So what is it that got me back then, still gets me today and has seemingly gotten the rest of the jazz world for the last 85 years? To me, it’s everything, not just the stop-time solo. With good reason, “Potato Head Blues” is an ensemble masterpiece. From the opening bars, Louis’s lead is so relaxed…but Johnny Dodd’s counterpoint is all over the place (in a good way). This is really one of Dodds’s finest records (more on that in a bit). Dutrey is a bit off-mike but his held notes and smears are always right on.
And the rhythm section is infectious, as well. I usually prefer my jazz with a 4/4 feel but Pete Brigg’s tuba lines really propel this thing, though Lil’s piano and Johnny St. Cyr’s banjo are there to keep the 4/4 going with their constant chording (Baby Dodds is sadly inaudible until the very end).
After making it through a joyful 32 bars (I should mention that “Potato Head Blues” is far from a 12-bar blues), Louis takes a break that he’ll reference later on in the track. He then takes the verse by himself in a much more relaxed and melodic way than what Lil would notate on her later lead sheet.
Johnny Dodds is up next, soloing on the 32-bar main strain. I love, love, love this solo; in fact, it single-handedly inspired me to attempt to learn the clarinet while I was in high school (a disaster that didn’t last a year–the clarinet playing, not high school). I’ve seen some references to Dodds not swinging but I don’t care, whatever he does here works for me. There’s a lot of quarter-notes, something Louis gets credit for pioneering, though he seemingly got his from King Oliver. Dodds’s break, like a lot of his playing, is infused with the blues, before he goes way up for some purely passionate wailing. There seems to be further proof that this was something fresh going down in the studio that day as Dodds’s seems to want to end his solo with some stop-time breaks but Lil and St. Cyr miss it the first time around and hit two beats before pulling back. Dodds blasts right through it, right to the end of a truly fantastic 32 bars.

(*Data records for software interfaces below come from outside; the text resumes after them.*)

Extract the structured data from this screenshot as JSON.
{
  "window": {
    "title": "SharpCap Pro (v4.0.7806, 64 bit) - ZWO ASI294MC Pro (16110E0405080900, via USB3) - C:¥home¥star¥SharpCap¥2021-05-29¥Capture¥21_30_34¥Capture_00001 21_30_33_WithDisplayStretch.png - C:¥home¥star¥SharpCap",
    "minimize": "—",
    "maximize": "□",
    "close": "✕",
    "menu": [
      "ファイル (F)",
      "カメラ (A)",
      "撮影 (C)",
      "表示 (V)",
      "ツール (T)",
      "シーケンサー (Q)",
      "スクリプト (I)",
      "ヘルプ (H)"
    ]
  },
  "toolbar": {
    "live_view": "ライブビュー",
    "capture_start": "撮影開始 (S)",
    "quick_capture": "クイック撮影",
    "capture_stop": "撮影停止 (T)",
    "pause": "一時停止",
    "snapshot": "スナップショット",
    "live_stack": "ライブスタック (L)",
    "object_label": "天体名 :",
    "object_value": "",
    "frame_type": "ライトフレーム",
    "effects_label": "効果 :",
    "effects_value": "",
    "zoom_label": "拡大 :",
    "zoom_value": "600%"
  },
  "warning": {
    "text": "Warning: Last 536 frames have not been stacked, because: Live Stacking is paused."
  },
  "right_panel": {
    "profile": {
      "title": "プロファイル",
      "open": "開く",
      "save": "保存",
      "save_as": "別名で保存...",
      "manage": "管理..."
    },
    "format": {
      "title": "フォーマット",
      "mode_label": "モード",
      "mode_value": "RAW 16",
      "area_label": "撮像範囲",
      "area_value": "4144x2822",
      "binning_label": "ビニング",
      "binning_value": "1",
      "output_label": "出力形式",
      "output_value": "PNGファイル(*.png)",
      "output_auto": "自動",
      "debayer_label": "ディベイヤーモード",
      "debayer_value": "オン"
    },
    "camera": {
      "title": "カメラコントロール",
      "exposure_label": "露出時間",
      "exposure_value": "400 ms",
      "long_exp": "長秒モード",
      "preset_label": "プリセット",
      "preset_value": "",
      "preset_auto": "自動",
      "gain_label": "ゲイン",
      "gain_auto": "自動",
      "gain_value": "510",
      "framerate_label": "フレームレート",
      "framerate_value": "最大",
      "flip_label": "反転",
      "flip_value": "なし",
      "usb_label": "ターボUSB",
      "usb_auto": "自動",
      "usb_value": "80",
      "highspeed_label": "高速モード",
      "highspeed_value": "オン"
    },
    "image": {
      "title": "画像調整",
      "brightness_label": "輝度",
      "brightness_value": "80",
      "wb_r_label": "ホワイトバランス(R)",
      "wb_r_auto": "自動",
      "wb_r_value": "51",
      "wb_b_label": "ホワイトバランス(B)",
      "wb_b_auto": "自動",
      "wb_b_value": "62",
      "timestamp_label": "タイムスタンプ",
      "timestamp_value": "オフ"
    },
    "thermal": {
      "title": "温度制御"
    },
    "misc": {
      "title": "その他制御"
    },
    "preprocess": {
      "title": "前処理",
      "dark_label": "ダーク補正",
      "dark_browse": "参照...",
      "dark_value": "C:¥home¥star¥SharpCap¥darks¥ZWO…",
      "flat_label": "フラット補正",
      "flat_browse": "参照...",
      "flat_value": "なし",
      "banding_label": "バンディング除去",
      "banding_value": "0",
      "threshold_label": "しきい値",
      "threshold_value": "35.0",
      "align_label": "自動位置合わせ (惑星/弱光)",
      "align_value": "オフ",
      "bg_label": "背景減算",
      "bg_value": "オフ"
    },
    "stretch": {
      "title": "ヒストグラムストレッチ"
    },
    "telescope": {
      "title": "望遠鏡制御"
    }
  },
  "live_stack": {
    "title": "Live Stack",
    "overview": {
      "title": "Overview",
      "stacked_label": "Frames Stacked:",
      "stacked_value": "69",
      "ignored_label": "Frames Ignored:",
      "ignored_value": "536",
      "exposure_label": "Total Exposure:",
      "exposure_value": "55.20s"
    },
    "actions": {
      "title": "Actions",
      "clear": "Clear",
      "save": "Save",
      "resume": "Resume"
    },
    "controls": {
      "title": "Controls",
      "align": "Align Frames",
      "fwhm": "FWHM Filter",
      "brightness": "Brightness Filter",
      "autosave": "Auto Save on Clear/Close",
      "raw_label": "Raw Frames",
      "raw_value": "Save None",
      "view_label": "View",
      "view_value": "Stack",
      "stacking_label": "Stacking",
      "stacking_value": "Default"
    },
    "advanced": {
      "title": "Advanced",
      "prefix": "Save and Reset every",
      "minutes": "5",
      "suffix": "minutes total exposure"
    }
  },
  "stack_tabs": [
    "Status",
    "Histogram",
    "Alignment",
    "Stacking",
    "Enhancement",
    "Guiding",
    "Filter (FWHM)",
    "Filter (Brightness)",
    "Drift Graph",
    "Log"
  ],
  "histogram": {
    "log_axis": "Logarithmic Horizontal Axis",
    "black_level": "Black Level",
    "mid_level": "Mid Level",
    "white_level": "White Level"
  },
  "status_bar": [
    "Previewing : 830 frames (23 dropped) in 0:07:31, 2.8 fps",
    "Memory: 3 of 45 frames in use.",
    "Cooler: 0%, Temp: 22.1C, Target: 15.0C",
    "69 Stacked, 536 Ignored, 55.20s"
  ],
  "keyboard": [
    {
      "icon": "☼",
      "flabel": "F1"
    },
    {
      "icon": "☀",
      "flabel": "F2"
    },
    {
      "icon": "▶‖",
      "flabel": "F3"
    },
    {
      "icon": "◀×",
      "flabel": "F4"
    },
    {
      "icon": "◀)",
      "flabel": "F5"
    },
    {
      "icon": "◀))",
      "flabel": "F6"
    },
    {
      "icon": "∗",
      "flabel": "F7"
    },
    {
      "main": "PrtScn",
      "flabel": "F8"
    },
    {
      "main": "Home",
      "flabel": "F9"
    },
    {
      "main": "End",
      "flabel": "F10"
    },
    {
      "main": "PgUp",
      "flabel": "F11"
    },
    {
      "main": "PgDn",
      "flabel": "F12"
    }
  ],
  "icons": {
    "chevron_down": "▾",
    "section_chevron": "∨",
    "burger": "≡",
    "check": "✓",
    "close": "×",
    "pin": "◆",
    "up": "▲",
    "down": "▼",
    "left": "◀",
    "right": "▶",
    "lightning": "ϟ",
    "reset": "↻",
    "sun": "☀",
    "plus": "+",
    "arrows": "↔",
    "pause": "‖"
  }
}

But no one talks anymore about Johnny Dodds’s 32 bars; how could they with what happens next? St. Cyr plays a short interlude on the banjo, his way of saying, “Ladies and gentleman, grab a seat because you’re not going to believe what you’re about to hear!”
Louis gives himself a running start with some repeated notes before hitting a D squarely on the beat at the same time the rest of the band hits its first stop-time accent. After arpeggiating a G chord, Armstrong channels his inner Oliver and hits three quarter-note E’s (the sixth, always a favorite harmonic choice of Lester Young). And then…space. That’s one of the most beautiful things about this solo: Armstrong’s use of space. He has one chorus to get his message across and he’s clearly in no rush to do it. From this moment on, he almost never plays at the same time as the rest of the band’s stop-time chords, instead giving them their say and answering with his own beautifully poised phrase, each one more melodic and swinging than the one that came before it.
There’s some fancy-fingering on the repeated E’s in bars 9 and 10 and he sits on a D# off of an E7 chord (the augmented fifth) for a hip effect. But then we get to the midway point for something special: Louis Armstrong reaches into his bag of tricks and plays a break he first played with King Oliver on “Tears” (another Armstrong composition) in 1923.
Edited and reprinted with permission. For the expanded post and all things Louis, please visit Ricky Riccardi’s blog at dippermouth.blogspot.com